Urjit Patel’s Board Meet: What Is It All About
RBI Governor Urjit Patel called for a board meeting on November 19, to discuss and clear the pending issues, which created the fight between the government and the central bank, in the last week meeting. So, it seems Urjit Patel is not going to resign.
On the other hand, the finance ministry has given a word that it will respect the central bank’s autonomy.
The autonomy of the central bank, within the framework of the RBI Act, is an essential and accepted governance requirement. Governments in India have nurtured and respected this,” said the economy affairs department of the finance ministry.
The government did not deny reports that it invoked Section 7 of the RBI Act 1934 to initiate discussions on different issues, which includes easing prompt corrective action (PCA) framework and providing liquidity to the non-banking finance companies (NBFCs).
According to the provision, after consulting the RBI Governor, the Central government may issue directions to the RBI as it may consider necessary in public interest.

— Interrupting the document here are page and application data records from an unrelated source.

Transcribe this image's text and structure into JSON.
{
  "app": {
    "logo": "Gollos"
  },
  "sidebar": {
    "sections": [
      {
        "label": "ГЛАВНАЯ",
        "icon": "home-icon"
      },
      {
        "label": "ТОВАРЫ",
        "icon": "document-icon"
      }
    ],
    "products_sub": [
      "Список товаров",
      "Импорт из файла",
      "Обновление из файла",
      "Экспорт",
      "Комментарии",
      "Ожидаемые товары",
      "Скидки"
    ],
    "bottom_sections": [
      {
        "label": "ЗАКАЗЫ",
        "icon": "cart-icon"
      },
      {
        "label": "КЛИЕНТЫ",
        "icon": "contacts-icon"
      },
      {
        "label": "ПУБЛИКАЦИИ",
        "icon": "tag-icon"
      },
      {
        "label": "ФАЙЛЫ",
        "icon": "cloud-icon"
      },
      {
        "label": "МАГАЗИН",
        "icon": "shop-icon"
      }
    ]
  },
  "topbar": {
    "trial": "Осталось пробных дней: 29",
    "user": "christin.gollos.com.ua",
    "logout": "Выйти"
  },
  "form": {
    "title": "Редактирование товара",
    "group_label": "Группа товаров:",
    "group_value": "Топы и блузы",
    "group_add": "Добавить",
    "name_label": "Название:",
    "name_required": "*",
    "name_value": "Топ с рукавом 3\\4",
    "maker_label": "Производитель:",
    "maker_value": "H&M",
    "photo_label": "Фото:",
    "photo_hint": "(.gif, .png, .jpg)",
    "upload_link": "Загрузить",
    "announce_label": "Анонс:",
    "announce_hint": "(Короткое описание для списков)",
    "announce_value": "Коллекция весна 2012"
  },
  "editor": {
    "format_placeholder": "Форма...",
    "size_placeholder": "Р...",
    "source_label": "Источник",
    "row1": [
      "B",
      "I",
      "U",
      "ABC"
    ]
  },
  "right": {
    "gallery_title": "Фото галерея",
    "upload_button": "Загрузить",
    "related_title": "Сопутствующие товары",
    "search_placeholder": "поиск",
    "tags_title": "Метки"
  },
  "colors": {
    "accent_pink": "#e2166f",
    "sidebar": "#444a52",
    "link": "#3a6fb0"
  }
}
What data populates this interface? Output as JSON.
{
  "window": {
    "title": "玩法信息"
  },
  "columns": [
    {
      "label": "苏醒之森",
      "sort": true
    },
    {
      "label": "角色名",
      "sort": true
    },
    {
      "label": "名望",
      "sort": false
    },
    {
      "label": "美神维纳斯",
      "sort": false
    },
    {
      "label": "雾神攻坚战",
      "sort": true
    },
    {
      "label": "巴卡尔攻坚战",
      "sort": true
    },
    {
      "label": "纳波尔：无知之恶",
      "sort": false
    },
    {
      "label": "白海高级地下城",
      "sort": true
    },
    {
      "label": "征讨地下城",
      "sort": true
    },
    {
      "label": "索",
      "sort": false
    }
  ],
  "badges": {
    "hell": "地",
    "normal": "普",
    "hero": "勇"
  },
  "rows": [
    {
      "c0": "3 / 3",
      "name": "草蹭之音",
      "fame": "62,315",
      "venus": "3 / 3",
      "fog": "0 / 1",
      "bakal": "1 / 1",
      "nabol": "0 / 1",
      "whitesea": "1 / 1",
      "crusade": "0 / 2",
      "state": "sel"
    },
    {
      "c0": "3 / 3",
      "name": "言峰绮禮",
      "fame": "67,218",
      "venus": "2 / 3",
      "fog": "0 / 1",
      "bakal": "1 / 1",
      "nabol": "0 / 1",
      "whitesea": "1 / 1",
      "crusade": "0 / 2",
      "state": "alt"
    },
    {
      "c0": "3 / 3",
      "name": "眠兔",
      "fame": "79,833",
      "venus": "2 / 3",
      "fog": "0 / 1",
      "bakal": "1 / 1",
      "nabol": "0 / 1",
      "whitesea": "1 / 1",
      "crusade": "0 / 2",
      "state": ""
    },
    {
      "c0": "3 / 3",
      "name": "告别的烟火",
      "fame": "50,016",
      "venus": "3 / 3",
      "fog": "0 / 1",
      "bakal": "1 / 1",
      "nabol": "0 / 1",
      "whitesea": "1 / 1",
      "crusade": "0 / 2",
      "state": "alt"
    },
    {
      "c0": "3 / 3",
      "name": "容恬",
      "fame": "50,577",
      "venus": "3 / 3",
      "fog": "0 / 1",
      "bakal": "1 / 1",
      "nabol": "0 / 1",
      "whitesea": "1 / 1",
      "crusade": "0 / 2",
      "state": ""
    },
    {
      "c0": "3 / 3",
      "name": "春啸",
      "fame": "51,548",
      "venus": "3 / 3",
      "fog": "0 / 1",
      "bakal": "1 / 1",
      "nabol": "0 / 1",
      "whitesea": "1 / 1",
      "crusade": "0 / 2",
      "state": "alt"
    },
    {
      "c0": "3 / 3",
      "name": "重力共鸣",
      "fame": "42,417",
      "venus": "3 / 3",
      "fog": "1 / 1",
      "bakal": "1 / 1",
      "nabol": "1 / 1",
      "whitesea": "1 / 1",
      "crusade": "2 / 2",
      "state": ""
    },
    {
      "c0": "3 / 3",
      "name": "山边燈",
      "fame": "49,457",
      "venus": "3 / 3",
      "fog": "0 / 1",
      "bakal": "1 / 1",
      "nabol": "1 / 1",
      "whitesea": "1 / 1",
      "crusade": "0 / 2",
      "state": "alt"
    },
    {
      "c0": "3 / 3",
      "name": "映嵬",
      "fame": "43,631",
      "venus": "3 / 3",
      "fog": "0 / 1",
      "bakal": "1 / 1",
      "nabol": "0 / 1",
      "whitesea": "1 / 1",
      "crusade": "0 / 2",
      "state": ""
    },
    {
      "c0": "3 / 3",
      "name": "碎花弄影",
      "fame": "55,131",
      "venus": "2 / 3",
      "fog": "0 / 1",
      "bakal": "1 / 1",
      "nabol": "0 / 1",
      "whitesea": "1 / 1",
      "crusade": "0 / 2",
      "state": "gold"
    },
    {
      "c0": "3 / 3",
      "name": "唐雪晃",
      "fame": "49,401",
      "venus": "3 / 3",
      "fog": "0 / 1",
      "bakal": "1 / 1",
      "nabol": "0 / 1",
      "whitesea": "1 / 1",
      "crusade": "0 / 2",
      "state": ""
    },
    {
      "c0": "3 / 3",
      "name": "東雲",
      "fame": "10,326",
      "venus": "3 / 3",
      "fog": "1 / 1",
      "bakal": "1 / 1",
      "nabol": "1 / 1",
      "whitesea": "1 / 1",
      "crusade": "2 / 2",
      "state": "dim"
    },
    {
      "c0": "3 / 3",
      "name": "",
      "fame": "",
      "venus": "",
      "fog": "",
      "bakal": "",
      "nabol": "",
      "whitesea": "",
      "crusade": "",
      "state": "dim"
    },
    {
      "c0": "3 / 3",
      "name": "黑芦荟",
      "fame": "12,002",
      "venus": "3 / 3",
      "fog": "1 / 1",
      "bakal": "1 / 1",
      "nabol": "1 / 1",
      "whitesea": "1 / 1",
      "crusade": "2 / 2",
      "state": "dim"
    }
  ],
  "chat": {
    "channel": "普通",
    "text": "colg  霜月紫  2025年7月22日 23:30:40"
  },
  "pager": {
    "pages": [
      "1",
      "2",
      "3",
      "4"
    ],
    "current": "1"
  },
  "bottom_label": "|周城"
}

The ministry said that both the government and RBI should have to be guided by public interests and Indian economy requirements.
The government and the RBI have had the disagreements recently, regarding easing capital adequacy norms for public sector banks, bringing some of them out of PCA, forbearance for the MSMEs and liquidity situation in NBFCs, and some other issues.
Also, the finance ministry said that there are several consultations had taken place between the government and the bank and this is also true for other regulations.
The government places its assessments on issues through these consultations to find out the best possible solutions.
When the RBI Deputy Governor Viral Acharya had given a powerful public speech about the independence of the central bank, the dispute between the government and the RBI got huge popularity.
If the government didn’t respect the independence of central bank, it should have to face outrage of the financial market, said Acharya.
Acharya also said that the central bank must possess more powers to supervise public sector banks, to keep balance sheet strong, and to have an adequate regulatory scope to secure greater financial and macroeconomic stability.